|Georgia (Hall County), Gainesville — 069-1 — Lt.-Gen. James Longstreet|
|This was the post-war home of General Longstreet, whom General Lee called his “Old War Horse”.
Born in South Carolina January 8, 1821, Longstreet grew up at Augusta. The family moved to Alabama, and he entered West Point from that state, graduating in 1842. He played a gallant role in the Mexican War, and in 1861 resigned from the United States Army to serve the Southern Confederacy. Under Lee his capable performance of duty caused Longstreet’s rapid promotion to Lieutenant . . . — Map (db m25281) HM|
|Georgia (Hall County), Gainesville — 069-2 — Lyman Hall|
|Lyman Hall (1725-90), one of three Georgia signers of the Declaration of Independence, was born in Connecticut but moved to Georgia when young. Member of the Savannah Conventions, 1774-75, and very influential in Georgia’s joining in American Revolution; served in Colonial Congress from Parish of St. John, 1755-80.
When British seized Georgia and confiscated his property, he and his family refugeed in the north until 1782, when he returned to Georgia and served one term as Governor of . . . — Map (db m25284) HM|
|Georgia (Hall County), Gainesville — Site of the Home of General James Longstreet|
|Lee’s “Old War Horse.” — Map (db m60424) HM|
|Georgia (Hall County), Gainesville — 069-7 — The Historic Piedmont Hotel|
|The Piedmont Hotel was constructed here just prior to the opening of the nearby railroad in 1873. Primarily a summer resort, the three-story hotel was a rambling, U-shaped structure with 30 rooms. A large dinning room and kitchen adjoined the building. Confederate James Longstreet (1821-1904) owned and operated the hotel for almost 20 years following the Civil War. During that time, as Georgia’s most influential Republican Party leader, Longstreet hosted a number of notable 19th century . . . — Map (db m23476) HM|
|Georgia (Hall County), Gainesville — 069-6 — Two Georgia Governors|
|In Alta Vista Cemetery, two Georgia governors, both officers in the Confederate Army, are buried.
JAMES MILTON SMITH (1823-1890). A lawyer, he entered the Civil War as Captain of the 13th Ga. Inf. and rose to the rank of Colonel. Resigning from the Army in Dec., 1863, he became a Georgia delegate to the Confederate Congress, 1864-65. In 1871 he served as Speaker of the Ga. House of Representatives. Elected Governor in 1872 to fulfill Gov. Bullock`s unexpired term, he was reelected and served . . . — Map (db m14392) HM|
|Georgia (Hall County), Oakwood — 069-4 — Historic Redwine|

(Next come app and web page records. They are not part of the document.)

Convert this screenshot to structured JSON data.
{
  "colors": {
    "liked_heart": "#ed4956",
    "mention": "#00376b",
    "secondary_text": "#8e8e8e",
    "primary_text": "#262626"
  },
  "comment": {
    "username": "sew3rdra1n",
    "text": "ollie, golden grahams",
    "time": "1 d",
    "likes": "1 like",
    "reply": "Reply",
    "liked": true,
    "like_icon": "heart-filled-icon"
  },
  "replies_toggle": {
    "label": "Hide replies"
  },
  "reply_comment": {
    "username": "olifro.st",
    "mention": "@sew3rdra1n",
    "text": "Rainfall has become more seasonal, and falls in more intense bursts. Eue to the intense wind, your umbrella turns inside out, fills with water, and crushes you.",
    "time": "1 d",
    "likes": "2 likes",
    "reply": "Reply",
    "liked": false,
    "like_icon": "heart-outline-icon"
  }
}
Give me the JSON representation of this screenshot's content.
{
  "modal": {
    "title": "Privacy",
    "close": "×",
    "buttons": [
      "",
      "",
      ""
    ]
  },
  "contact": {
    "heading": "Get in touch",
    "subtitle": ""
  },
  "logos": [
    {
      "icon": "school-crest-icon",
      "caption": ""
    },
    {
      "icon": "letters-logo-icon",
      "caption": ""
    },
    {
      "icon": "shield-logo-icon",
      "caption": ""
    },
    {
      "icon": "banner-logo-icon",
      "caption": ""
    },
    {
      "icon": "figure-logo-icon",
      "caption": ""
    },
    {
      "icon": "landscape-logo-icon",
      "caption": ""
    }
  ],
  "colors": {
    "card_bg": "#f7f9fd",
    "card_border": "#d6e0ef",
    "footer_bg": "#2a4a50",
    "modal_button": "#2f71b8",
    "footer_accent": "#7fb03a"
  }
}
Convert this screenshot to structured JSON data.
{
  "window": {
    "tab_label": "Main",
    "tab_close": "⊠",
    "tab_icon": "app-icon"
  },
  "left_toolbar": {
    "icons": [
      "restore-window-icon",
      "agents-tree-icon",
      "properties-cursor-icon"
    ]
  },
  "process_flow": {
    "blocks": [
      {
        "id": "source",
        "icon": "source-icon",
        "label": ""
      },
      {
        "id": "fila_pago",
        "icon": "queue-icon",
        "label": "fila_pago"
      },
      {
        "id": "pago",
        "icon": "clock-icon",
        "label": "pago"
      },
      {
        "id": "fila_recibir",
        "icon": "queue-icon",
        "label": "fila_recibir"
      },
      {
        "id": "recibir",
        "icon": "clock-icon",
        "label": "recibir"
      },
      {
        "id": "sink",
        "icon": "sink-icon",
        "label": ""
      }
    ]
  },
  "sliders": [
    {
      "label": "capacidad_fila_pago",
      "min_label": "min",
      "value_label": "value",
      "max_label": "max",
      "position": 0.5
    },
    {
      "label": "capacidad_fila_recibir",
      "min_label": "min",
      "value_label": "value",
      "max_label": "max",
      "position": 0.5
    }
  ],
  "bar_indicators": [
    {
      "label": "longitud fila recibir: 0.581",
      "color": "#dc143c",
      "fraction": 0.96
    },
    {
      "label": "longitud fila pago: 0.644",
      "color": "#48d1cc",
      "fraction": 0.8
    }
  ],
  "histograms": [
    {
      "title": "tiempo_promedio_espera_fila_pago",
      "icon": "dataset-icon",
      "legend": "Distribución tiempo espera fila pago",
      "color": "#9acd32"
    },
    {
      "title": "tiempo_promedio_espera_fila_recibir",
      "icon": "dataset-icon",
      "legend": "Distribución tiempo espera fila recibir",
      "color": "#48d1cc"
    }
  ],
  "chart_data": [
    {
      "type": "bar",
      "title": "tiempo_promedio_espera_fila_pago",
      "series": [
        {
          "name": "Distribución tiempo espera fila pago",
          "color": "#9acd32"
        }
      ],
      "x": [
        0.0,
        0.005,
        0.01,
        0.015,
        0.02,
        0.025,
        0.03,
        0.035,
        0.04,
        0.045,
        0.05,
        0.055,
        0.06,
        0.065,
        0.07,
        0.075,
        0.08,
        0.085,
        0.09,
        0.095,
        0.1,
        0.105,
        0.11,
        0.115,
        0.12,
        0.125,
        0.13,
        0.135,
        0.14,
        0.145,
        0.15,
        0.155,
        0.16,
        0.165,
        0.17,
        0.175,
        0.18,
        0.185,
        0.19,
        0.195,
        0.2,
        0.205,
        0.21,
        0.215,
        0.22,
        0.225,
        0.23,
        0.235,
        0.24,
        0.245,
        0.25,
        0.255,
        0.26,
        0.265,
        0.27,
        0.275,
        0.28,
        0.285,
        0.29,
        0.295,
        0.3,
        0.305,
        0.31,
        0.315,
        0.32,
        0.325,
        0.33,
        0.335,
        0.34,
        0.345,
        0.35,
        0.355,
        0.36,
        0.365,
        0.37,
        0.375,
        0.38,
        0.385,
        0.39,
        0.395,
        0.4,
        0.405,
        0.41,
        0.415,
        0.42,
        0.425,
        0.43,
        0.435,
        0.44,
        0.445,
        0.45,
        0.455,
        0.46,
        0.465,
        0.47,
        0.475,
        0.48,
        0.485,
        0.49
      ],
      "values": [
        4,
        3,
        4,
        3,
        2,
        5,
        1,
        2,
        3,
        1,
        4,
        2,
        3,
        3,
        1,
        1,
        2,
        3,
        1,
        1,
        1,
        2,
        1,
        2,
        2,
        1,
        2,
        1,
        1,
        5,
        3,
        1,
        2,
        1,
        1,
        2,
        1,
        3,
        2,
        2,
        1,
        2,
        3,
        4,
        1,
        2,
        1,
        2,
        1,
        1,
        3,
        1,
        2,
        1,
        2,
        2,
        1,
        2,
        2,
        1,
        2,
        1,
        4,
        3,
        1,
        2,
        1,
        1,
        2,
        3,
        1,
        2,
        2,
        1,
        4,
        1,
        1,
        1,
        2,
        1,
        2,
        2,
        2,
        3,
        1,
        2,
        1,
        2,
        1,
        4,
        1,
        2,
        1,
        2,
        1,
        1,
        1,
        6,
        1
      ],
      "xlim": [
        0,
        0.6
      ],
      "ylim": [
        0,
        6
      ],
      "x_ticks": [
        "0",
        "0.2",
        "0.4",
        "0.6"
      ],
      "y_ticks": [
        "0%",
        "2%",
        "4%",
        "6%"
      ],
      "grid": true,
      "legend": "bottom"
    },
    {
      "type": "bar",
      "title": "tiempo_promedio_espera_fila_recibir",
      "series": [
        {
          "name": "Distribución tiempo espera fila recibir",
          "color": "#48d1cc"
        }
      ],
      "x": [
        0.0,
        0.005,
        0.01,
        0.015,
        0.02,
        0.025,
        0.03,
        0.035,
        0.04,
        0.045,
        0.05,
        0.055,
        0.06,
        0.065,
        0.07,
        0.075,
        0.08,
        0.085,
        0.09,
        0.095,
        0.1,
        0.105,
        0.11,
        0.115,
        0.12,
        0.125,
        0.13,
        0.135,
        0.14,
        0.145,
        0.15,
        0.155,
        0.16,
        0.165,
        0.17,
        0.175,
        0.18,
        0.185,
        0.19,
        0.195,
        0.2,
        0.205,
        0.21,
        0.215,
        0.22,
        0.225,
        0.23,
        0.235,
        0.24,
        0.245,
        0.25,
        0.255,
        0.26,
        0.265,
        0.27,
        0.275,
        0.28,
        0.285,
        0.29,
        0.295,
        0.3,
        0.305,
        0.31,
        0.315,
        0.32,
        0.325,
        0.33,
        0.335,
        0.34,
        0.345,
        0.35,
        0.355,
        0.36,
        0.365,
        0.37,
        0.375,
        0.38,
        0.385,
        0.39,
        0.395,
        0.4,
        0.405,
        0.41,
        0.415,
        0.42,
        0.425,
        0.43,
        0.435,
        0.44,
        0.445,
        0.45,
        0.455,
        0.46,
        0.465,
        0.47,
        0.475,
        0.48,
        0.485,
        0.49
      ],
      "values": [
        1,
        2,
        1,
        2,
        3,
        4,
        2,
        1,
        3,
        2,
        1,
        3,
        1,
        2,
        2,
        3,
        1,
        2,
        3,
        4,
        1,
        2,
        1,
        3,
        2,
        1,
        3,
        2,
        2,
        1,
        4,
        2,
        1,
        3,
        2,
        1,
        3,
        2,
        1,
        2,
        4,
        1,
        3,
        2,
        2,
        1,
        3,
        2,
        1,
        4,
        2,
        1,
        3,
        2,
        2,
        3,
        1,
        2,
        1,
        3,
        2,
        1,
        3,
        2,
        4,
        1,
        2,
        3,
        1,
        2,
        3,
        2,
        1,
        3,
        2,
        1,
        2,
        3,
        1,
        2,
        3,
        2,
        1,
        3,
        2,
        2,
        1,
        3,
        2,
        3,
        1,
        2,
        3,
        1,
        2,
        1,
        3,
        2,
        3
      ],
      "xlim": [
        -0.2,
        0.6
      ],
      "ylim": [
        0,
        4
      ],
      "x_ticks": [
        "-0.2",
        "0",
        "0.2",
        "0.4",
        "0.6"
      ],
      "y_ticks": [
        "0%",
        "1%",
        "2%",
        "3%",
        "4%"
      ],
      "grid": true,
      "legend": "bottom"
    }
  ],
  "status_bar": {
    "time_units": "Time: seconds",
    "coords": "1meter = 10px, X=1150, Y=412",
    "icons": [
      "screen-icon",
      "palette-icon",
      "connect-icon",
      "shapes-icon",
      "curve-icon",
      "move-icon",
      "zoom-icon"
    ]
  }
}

|Co. D, 27th Ga. Inf., Colquitt’s Brig., CSA, organized here in early 1861, fought at Williamsburg, Seven Pines, Seven Days Battles. At South Mtn., Md., Sept. 14, 1862, against great odds, men of this Co. withstood four attacks by a heavy force of Federals, in a great display of bravery. Later, they fought at Antietam, Fredericksburg, Chancellorsville, Charleston. At Olustee, Fla., Feb. 20, 1864, they helped drive the Federals from Fla. Until Lee’s arrival, they helped hold in check Grant’s army . . . — Map (db m24975) HM|